BEGIN Supplied information

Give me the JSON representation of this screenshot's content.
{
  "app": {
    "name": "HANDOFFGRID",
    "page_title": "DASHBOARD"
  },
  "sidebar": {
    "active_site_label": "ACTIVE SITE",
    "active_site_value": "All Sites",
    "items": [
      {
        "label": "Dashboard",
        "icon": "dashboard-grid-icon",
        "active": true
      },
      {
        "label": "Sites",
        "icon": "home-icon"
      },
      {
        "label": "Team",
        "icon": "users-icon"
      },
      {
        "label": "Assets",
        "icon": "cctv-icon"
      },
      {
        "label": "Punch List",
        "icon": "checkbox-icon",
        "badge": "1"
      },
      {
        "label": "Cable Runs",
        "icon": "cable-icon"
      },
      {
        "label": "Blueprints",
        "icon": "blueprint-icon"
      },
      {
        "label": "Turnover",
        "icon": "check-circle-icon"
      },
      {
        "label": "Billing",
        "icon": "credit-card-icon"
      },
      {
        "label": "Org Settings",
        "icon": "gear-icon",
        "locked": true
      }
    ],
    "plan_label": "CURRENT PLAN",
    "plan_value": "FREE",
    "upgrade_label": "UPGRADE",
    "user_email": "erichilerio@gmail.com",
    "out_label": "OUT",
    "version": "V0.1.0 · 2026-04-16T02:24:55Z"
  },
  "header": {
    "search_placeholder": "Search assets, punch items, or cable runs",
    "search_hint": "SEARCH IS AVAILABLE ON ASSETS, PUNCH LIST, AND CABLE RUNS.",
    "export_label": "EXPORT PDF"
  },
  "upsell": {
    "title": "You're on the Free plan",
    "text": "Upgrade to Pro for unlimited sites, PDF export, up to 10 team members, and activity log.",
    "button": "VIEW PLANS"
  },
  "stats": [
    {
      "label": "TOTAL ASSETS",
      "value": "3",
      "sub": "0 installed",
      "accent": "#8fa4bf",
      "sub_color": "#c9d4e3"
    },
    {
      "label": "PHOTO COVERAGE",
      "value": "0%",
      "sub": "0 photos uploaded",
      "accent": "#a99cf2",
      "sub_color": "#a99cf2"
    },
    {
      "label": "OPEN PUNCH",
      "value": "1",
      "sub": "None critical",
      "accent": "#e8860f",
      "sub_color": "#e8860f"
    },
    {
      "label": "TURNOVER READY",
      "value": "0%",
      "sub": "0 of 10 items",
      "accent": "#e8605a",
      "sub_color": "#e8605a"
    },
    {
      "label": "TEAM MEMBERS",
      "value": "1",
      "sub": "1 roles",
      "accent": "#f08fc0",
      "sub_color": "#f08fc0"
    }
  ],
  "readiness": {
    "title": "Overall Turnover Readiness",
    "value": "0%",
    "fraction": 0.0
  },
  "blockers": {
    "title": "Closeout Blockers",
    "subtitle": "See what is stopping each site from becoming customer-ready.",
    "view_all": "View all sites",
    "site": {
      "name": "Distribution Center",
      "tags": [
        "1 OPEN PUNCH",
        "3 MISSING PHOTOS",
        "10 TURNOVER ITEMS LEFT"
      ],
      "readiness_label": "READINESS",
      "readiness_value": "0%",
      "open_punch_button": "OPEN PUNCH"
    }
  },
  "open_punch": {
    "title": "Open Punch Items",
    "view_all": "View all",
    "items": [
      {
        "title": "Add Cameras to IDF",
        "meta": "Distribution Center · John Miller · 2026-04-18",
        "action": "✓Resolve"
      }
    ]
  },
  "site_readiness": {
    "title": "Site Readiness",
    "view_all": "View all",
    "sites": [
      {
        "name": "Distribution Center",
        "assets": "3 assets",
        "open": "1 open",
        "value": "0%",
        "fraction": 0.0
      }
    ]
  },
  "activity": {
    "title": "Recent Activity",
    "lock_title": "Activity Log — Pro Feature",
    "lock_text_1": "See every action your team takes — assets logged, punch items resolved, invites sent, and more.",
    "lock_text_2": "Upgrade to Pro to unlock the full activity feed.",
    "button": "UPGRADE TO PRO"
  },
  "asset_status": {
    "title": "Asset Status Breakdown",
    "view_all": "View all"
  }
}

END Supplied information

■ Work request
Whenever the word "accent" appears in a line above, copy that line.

■ Task result
      "accent": "#8fa4bf",
      "accent": "#a99cf2",
      "accent": "#e8860f",
      "accent": "#e8605a",
      "accent": "#f08fc0",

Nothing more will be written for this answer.